-- Exercise instructions --
Look through the material below. Copy each line that contains the string "Project".

-- Given data --
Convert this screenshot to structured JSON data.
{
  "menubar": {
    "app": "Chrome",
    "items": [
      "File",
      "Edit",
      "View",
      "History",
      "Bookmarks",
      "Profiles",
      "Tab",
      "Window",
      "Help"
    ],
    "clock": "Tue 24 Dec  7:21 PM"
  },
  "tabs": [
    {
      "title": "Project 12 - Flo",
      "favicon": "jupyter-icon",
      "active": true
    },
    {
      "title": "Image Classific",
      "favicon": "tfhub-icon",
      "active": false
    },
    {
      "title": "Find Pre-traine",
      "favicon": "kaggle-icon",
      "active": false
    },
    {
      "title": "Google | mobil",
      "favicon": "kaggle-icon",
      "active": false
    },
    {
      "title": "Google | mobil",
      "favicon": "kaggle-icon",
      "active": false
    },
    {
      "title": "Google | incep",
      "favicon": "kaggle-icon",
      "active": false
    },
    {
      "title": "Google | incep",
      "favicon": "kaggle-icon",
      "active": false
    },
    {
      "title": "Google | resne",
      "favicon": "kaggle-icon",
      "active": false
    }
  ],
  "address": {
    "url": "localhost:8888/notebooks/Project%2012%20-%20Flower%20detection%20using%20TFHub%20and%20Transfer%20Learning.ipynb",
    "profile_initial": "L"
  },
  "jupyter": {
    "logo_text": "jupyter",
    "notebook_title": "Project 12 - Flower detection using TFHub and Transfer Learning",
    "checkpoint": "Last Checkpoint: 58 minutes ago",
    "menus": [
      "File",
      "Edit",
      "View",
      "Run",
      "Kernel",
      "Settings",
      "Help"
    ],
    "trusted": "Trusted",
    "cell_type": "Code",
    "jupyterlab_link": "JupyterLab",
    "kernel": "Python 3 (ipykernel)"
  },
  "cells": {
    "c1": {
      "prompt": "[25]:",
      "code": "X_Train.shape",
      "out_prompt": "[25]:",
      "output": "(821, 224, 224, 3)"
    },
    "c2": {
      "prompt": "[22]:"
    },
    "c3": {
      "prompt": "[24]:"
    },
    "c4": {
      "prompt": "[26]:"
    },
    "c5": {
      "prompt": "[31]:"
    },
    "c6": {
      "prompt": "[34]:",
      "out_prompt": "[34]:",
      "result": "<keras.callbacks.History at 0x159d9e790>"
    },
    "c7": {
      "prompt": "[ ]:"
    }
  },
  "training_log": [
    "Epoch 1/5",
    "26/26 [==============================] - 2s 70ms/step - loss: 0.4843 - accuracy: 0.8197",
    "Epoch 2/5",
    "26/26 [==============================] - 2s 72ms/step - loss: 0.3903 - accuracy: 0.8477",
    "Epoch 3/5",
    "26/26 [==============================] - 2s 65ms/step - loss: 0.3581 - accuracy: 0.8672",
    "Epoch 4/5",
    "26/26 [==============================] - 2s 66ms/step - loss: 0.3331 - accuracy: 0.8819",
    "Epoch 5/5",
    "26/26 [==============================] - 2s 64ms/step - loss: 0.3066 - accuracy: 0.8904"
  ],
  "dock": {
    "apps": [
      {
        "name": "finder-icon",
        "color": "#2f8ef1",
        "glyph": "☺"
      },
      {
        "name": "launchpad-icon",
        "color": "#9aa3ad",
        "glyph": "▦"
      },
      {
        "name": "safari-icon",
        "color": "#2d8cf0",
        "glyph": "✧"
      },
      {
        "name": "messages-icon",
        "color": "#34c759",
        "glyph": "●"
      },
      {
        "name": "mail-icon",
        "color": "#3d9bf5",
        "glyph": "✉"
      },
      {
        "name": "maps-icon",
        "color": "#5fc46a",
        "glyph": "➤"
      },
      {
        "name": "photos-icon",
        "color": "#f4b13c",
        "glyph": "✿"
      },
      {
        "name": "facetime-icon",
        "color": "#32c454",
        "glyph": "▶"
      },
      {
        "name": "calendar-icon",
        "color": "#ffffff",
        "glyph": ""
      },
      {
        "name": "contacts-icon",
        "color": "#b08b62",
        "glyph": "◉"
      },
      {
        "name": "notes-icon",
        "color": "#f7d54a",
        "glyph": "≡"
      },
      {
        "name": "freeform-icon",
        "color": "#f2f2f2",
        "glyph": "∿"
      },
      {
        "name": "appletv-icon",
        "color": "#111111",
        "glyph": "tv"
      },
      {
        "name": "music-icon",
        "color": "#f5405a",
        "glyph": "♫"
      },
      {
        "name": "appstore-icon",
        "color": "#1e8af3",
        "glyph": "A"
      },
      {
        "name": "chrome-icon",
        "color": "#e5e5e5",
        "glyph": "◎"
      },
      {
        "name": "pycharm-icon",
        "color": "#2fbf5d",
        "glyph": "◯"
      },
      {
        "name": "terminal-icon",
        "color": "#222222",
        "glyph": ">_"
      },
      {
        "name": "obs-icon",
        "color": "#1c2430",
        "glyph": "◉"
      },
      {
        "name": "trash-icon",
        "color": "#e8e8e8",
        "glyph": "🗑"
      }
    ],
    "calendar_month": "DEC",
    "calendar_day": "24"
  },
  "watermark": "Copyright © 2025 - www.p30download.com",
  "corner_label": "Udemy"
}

-- Result of the exercise --
      "title": "Project 12 - Flo",
    "url": "localhost:8888/notebooks/Project%2012%20-%20Flower%20detection%20using%20TFHub%20and%20Transfer%20Learning.ipynb",
    "notebook_title": "Project 12 - Flower detection using TFHub and Transfer Learning",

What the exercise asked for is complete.